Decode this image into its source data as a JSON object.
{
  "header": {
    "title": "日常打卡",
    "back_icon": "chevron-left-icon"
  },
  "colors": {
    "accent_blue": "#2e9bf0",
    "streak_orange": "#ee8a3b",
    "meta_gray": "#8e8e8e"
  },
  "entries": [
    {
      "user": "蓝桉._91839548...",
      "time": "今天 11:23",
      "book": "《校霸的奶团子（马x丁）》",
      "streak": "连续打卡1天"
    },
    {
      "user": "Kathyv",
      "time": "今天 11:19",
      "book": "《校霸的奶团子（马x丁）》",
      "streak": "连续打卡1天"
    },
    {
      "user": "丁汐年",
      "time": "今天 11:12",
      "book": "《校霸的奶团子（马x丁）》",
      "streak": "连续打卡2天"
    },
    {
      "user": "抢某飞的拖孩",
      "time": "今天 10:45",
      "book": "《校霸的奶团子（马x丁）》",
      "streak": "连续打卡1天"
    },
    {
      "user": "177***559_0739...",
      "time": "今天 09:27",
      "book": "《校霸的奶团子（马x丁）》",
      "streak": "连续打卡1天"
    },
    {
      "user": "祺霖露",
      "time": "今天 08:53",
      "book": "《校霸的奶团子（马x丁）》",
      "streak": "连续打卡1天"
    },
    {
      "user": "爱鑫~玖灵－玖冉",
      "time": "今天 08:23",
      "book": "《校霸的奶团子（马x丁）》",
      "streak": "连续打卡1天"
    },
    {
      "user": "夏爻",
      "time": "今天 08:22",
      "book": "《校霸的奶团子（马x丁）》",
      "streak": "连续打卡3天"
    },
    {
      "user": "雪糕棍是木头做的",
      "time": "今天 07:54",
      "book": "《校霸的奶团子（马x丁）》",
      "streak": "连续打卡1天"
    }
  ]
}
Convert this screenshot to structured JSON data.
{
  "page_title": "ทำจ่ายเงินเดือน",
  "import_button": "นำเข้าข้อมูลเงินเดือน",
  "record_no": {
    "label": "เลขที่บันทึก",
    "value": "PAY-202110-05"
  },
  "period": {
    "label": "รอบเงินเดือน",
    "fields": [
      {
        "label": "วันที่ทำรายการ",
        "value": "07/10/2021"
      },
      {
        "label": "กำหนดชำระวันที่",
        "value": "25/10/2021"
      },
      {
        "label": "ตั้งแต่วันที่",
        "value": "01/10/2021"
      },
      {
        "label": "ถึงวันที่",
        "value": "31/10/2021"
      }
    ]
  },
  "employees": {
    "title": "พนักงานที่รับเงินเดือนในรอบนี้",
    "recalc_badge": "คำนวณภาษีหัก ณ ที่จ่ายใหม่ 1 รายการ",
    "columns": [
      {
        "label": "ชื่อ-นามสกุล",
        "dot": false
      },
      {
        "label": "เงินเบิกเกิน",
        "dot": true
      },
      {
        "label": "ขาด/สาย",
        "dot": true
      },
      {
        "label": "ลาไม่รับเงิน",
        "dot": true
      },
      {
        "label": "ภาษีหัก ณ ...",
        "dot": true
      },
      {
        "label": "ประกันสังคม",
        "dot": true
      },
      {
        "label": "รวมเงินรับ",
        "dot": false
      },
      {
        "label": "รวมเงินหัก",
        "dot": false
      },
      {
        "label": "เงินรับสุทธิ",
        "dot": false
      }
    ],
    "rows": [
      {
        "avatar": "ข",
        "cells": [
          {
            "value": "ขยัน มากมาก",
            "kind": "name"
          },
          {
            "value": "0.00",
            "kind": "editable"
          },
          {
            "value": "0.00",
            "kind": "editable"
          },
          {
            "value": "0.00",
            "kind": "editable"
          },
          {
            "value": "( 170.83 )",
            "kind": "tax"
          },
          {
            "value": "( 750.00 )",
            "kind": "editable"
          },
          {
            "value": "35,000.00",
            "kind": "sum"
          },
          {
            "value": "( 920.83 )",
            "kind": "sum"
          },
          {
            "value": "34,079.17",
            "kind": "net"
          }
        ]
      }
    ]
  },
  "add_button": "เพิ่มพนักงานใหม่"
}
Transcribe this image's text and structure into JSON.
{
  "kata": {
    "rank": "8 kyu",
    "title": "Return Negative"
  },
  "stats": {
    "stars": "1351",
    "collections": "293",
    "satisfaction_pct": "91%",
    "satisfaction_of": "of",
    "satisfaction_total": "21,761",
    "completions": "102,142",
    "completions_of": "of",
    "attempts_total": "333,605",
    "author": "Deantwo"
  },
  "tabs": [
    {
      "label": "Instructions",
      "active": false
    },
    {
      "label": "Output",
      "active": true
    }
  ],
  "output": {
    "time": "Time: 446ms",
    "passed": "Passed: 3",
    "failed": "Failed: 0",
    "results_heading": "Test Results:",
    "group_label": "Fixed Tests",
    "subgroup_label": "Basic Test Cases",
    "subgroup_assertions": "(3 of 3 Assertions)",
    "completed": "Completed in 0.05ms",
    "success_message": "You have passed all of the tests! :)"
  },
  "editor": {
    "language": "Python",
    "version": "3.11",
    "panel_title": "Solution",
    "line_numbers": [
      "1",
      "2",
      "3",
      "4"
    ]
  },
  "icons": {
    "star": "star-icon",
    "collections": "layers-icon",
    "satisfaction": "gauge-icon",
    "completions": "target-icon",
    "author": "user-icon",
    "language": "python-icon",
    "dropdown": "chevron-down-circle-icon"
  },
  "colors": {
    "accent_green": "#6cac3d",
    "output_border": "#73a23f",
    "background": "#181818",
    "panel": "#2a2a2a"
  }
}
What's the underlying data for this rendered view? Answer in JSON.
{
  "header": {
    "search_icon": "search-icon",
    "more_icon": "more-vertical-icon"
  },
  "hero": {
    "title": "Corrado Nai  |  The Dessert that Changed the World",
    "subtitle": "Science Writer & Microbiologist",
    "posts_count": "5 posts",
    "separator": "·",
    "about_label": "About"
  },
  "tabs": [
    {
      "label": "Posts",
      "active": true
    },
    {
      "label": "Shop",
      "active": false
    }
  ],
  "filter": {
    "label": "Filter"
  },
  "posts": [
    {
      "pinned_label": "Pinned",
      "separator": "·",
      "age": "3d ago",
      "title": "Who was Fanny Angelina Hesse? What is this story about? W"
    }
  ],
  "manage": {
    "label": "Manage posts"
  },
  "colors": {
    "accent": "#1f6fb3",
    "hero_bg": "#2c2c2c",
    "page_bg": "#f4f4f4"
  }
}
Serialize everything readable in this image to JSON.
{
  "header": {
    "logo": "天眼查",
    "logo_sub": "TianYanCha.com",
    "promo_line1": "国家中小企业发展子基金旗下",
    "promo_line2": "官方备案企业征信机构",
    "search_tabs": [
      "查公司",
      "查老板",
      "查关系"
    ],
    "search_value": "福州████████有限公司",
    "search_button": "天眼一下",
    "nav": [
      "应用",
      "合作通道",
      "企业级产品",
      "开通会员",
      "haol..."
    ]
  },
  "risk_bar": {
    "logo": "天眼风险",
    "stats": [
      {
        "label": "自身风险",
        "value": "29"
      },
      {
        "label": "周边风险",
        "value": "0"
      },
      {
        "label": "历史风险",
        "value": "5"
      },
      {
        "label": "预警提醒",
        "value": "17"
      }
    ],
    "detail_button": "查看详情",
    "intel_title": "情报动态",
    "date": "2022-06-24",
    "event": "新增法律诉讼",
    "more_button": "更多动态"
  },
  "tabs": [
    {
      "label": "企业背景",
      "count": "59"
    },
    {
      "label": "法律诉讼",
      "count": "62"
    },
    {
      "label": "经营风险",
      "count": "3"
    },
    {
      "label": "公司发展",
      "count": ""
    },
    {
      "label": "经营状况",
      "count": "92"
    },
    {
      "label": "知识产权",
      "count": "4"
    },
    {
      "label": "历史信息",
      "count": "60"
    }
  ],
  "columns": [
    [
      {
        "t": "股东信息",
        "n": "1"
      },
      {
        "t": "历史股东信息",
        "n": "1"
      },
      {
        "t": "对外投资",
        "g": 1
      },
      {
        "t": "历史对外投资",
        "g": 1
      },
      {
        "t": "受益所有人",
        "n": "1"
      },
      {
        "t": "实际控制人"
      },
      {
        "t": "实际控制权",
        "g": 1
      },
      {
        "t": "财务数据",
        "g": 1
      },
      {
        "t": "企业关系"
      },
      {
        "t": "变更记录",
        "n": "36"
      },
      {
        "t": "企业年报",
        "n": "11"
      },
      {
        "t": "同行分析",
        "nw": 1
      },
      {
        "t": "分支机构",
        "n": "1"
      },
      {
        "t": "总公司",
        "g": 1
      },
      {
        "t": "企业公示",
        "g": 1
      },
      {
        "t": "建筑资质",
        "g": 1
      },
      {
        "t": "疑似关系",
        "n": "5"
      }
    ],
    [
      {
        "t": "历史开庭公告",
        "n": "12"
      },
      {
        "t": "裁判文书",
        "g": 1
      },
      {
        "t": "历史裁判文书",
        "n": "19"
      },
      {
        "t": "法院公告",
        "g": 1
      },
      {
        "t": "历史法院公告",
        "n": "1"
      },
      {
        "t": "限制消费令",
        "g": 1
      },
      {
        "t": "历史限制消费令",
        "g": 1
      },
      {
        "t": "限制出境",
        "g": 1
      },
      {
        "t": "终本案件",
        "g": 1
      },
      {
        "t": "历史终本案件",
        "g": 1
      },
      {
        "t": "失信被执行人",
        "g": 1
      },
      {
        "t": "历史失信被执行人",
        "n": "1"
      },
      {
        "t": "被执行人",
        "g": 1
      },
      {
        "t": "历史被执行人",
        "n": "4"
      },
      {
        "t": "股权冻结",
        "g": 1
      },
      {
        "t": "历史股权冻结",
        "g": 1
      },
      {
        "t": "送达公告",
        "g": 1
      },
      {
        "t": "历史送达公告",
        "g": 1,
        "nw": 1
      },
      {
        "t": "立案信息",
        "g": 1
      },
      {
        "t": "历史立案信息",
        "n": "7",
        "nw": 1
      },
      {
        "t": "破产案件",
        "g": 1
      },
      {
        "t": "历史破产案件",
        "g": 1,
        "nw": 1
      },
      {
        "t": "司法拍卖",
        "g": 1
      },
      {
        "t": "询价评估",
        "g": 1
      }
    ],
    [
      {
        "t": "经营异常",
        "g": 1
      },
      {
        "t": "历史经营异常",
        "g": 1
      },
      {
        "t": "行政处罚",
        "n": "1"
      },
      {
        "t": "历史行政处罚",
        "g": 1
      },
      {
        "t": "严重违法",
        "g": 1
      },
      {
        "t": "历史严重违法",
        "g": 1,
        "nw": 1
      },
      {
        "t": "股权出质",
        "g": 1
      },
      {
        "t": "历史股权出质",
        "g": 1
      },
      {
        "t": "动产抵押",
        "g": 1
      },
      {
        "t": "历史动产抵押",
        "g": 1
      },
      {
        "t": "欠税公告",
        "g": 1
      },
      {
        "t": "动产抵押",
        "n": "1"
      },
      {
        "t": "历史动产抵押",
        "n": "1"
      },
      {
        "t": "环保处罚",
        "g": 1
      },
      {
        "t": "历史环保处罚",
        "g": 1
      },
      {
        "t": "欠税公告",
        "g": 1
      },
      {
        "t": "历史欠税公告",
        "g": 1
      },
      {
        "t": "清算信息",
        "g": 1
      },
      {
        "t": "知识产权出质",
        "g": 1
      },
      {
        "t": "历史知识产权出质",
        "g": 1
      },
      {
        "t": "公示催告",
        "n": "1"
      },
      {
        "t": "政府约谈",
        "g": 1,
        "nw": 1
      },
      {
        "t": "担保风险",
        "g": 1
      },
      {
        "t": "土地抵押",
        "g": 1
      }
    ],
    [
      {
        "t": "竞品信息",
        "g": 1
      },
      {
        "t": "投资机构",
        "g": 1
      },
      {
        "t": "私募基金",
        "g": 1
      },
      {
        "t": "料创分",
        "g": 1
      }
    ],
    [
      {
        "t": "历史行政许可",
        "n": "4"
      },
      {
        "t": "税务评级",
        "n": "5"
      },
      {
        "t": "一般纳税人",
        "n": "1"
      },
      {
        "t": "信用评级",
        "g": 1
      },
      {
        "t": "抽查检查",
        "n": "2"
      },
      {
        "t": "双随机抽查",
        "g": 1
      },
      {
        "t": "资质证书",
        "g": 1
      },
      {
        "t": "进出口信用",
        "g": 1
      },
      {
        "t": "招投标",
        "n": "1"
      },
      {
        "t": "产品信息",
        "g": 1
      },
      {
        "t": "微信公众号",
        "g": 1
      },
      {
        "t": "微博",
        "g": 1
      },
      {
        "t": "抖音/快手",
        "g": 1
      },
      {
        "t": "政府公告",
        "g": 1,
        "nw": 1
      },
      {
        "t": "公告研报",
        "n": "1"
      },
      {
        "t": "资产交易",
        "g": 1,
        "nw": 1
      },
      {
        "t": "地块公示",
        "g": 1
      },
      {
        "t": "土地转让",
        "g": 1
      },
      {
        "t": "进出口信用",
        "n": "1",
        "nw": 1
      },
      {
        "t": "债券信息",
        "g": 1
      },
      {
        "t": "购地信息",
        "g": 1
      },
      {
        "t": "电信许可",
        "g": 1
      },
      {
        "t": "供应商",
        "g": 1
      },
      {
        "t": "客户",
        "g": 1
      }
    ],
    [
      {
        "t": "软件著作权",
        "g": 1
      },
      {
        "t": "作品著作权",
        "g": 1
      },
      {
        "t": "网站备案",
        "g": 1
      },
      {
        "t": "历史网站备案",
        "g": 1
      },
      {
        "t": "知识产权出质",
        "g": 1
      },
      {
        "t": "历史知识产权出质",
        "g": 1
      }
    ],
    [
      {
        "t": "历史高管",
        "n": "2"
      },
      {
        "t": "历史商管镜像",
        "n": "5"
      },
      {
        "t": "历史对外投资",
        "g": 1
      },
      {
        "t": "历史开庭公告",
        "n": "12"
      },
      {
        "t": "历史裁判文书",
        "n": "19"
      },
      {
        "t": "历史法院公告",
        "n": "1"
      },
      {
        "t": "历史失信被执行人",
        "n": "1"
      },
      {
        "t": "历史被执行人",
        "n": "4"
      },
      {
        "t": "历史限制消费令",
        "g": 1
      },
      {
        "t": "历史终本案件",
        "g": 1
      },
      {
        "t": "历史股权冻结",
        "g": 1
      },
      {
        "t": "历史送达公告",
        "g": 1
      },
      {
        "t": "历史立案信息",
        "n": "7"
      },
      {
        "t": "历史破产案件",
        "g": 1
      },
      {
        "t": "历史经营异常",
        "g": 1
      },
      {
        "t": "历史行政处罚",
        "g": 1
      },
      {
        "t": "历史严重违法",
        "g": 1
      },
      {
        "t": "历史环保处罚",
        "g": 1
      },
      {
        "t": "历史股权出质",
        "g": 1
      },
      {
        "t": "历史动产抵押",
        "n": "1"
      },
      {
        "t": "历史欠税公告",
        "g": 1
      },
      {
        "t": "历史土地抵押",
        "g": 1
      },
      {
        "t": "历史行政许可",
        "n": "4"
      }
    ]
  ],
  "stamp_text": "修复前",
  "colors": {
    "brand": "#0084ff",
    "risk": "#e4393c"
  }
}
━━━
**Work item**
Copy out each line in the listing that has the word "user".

**Answer section**
      "user": "蓝桉._91839548...",
      "user": "Kathyv",
      "user": "丁汐年",
      "user": "抢某飞的拖孩",
      "user": "177***559_0739...",
      "user": "祺霖露",
      "user": "爱鑫~玖灵－玖冉",
      "user": "夏爻",
      "user": "雪糕棍是木头做的",
    "author": "user-icon",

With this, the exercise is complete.